Do you ever wonder how to keep the grass out of your planting beds?  No fancy gadgets needed for this one, just the ordinary garden shovel. Turf grass spreads by the underground root system. The best way to combat the intrusion of grass in your beds is to create a void in the lawn around your beds with air. Thats right. Air.  The roots will not attempt to grow in the open air.

Take your garden spade, and dig out the soil all around your bed. That soil waste gets pretty heavy so have a wheel barrel to receive it.  You can use this soil/grass combo to fill in those low spots in your lawn you have been cursing.  You are creating a crisp edge that will define your garden space from the lawn.
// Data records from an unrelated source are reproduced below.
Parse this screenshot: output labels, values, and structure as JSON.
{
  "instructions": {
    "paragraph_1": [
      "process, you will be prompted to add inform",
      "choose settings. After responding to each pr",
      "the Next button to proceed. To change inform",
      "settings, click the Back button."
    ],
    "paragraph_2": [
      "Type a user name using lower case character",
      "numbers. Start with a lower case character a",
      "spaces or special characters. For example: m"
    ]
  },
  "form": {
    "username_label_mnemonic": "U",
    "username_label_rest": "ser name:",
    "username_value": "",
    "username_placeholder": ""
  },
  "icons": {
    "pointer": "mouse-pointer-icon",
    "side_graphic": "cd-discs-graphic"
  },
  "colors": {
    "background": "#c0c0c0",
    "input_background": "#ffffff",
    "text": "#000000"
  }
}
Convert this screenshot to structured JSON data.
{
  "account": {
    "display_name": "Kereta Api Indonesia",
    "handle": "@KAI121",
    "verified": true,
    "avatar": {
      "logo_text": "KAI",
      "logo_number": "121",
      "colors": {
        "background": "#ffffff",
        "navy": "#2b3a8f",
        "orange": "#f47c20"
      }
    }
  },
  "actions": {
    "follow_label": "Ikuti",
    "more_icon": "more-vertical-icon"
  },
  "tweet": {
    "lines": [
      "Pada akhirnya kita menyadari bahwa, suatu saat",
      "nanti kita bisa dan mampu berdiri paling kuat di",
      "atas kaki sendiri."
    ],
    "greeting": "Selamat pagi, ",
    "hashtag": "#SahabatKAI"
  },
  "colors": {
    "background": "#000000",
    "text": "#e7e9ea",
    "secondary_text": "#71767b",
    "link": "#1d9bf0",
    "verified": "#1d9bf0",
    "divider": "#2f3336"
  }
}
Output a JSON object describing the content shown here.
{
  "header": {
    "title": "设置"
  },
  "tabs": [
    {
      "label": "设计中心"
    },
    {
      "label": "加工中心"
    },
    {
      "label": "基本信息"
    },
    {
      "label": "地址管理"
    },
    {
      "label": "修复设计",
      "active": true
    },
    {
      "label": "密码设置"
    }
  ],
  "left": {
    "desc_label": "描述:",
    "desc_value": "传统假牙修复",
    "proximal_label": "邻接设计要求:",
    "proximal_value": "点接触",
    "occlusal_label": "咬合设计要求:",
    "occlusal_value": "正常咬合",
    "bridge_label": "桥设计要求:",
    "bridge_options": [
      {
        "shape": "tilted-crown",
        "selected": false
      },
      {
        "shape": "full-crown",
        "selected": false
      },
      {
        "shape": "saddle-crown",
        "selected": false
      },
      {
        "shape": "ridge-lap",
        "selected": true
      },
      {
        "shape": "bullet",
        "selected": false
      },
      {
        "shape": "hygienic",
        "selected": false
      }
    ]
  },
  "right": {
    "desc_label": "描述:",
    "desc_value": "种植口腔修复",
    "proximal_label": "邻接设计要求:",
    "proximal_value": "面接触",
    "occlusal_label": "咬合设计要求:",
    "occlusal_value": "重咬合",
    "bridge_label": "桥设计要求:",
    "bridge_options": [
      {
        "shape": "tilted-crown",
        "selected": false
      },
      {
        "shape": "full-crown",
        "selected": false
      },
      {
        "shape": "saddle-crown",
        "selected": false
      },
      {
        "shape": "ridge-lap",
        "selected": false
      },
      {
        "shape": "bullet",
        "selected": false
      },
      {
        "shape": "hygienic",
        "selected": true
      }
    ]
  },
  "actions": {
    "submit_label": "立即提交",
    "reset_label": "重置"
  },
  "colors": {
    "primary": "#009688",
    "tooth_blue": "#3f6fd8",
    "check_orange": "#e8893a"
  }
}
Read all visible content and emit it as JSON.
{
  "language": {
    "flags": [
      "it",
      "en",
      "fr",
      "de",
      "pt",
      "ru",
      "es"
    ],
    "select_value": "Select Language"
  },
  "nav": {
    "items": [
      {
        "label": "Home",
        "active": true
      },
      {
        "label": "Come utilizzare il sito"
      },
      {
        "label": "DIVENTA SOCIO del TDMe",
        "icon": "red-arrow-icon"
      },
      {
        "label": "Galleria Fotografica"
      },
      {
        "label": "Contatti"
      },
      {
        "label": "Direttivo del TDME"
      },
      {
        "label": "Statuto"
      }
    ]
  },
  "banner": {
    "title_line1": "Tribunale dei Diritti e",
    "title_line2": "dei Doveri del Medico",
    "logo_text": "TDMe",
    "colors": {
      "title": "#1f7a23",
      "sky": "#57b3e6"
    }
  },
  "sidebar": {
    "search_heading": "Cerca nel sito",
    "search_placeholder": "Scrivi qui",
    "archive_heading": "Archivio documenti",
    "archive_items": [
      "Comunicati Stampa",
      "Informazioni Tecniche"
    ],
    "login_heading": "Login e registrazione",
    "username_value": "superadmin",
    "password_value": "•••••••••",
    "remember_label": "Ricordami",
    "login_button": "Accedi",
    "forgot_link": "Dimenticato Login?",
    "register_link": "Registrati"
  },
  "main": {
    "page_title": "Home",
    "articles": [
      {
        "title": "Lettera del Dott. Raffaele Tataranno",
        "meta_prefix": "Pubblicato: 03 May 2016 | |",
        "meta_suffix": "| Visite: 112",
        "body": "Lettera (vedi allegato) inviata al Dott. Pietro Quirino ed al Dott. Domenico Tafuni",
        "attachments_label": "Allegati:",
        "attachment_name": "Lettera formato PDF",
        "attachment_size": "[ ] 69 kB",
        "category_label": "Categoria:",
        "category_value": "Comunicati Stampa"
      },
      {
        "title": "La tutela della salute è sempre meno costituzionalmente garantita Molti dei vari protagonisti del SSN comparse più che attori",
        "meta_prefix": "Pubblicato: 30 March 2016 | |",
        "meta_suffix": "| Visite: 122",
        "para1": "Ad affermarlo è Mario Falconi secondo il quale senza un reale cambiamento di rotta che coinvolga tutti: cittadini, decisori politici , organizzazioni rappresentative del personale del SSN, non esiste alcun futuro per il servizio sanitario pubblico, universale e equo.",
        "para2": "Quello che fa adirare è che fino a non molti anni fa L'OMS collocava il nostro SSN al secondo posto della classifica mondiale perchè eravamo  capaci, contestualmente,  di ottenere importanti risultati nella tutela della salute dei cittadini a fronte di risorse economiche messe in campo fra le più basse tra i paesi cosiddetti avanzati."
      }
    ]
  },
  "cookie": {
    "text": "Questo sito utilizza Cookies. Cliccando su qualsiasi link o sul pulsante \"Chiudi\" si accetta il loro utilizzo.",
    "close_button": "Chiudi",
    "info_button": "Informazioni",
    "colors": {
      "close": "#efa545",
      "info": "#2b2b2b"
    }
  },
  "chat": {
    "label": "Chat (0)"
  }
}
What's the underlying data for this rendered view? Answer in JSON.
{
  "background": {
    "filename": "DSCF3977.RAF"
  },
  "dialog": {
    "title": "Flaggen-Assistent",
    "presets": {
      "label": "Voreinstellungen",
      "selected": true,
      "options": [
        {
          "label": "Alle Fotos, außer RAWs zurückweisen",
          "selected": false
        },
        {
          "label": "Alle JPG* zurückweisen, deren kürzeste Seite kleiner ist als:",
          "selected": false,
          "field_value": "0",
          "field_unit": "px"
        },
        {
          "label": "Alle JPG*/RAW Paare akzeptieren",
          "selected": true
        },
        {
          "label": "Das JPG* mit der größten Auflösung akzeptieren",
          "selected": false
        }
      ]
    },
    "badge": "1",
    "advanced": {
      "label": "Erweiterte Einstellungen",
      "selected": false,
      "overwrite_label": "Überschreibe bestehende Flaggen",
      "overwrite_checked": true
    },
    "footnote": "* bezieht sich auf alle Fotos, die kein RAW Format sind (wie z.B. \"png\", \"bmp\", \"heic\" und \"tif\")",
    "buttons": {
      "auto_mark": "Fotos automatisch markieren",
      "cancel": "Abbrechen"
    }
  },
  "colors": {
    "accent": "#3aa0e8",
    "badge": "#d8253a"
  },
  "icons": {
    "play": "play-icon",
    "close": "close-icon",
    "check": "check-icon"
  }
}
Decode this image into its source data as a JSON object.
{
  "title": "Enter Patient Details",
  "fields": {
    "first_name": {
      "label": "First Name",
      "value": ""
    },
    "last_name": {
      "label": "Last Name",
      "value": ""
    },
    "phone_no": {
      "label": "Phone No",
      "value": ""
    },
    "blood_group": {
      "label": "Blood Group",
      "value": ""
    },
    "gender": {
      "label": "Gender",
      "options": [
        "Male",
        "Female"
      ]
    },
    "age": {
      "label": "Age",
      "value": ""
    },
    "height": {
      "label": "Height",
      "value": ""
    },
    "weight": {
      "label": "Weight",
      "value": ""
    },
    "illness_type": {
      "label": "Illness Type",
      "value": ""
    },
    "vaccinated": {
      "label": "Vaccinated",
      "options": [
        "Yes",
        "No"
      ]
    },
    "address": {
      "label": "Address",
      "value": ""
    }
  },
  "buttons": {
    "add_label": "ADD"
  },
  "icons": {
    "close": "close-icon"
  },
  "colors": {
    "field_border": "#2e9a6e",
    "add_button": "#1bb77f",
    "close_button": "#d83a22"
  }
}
The key to the longevity of a spade edge bed is keeping debris out of it. Mulch, grass clippings, leaves can settle in this void and create a wonderful environment for the grass roots to spread right on over to your bed. Keep it tidy with a soft rake and remember to dip your lawn mower wheel in the trough slightly to keep that turf under control. IMG_4441IMG_4442IMG_4443